We are an organisation that has quite bad, Us and Them issues, within the same IT team.

Do you have a podcast on either Manager tools, or Career Tools that addresses these issues, and best practice to work through these issues.

 

Mark's picture

I don't really understand the problem.  But I can say that were I a manager, I would start (including the Trinity) by giving feedback to those who use the "us" and "them" appellations.

k1w1onoe's picture

Sorry about that I will try and be clearer.

I work for an IT team that is made up of 4 different teams, Each team has a team leader and there are 2 mangers with 2 teams each. I am one of the team leaders and would like to address the issue we have of "Them and US" whenever something goes wrong the individual teams blame each other, this goes right up to manager level, and gets as bad as one manger asking his team for any information he can use on the other team to "Stitch the other manager up in the mangers meeting" I would like to address this and am ideally looking for "10 things I can do to stop them and US politics"  do you have any suggestions.

Thanks again,

 

 

jhack's picture

Are you "Us" or "Them?"  Or an innocent bystander?  What's your role in the drama?  What are people saying and doing that leads you to believe that there is an issue?   

John Hack

tlhausmann's picture

If I understand the structure: You are a team lead reporting to a manager. The two managers report higher. Within the group there is conflict.

You also characterize one manager as seeking information to undermine the other. Do I have this right?

I urge you to consider reviewing the pod casts:

http://www.manager-tools.com/2007/02/handling-peer-conflict-when-your-di...

http://www.manager-tools.com/2007/02/handling-peer-conflict-when-your-di...

http://www.manager-tools.com/2006/08/resolving-conflict

Start with *you* and *your* team. As team lead you are responsible for the performance and results of your team. Deliver results.  By focusing on the work and getting your own team's activities in order....you avoid the "Blame Game." Turn the other cheek.  Your professionalism will serve as an example to others.

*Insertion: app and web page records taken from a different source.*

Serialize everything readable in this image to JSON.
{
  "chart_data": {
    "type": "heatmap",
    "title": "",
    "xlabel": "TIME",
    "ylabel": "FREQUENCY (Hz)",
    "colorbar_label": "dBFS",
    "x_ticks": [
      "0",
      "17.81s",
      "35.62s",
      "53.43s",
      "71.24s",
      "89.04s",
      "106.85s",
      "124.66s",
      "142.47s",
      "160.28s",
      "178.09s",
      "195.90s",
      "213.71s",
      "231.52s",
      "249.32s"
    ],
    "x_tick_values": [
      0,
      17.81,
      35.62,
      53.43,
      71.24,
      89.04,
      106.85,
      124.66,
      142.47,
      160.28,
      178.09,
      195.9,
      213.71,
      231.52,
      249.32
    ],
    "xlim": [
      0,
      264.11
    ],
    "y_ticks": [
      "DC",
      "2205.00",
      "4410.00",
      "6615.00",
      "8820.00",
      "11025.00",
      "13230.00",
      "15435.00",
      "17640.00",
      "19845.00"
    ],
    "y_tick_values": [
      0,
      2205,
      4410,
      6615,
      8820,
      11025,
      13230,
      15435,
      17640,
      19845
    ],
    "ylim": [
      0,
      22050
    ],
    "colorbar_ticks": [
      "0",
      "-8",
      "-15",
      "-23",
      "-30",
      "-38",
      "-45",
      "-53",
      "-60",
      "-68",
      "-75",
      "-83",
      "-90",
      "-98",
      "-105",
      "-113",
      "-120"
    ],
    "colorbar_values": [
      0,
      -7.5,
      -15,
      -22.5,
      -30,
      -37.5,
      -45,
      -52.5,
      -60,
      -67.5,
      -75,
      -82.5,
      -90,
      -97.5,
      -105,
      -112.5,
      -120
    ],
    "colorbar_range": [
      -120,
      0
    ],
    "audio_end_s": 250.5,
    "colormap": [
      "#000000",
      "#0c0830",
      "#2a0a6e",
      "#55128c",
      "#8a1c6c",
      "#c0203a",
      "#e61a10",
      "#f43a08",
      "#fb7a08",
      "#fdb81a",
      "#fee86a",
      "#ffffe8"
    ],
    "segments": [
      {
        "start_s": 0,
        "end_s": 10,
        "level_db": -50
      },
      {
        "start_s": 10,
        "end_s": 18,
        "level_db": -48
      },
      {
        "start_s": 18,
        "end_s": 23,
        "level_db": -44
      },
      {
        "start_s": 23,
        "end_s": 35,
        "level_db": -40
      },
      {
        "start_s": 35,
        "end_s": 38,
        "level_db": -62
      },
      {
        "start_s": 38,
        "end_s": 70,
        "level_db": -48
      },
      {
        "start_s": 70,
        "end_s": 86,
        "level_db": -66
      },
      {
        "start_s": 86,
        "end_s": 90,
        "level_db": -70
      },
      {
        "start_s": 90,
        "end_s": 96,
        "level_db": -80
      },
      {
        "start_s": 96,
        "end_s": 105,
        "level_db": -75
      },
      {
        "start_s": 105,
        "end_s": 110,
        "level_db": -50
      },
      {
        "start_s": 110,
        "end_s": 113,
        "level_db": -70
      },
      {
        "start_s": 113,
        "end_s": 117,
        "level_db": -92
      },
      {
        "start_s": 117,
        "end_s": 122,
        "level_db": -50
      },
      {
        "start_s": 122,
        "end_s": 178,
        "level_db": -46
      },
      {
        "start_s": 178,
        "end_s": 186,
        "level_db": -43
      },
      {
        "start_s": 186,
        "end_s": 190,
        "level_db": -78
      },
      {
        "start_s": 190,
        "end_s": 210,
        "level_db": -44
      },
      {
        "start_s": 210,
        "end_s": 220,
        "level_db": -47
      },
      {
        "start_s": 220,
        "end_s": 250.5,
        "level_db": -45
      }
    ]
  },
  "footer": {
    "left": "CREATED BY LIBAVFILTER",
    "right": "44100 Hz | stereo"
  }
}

Your post suggests you desire a quick fix. There is no quick fix. Conflict is inevitable and do not fear it...expect it. If you have one of your best people (i.e. a direct report to you) engaging in ineffective behavior pounce on it with corrective feedback. if you see behavior on your team that is unprofessional *you* must address it with coaching and feedback.

Also, as a long time member of MT you *know* that you must focus on the behaviors and not *characterize* the behaviors.

 

 

Mark's picture

Forget about everyone else but you and your team.  Focus on getting you and them (ha!) clear on appropriate behaviors.  NO blaming.  No THEM.

When your boss asks for input to stitch the other guys, say no.  Demur.

Slower and organically always works better, and ESPECIALLY without power.

mikehansen's picture

In IT, this situation comes up a lot when there is an issue and it is not clear what the root cause of the problem is.  It is easy for a culture to build up over time that encourages trying to prove that it is not "your" issue rather than expending effort working together to fix the problem. 

As the wise folks above have pointed out, you can only focus on your teams behavior.  I would specifically look out for those "not it" scenarios and give feedback to encourage your folks to focus on solving the problem with the other team, regardless of whose court it is in.  If that is how you define success for your team, things will start to change.

For a quick read on the subject, you might check out Patrick Lencioni's book: Silos, Politics and Turf Wars.  It addresses the topic in a way that I found enlightening.

Hope this helps,

Mike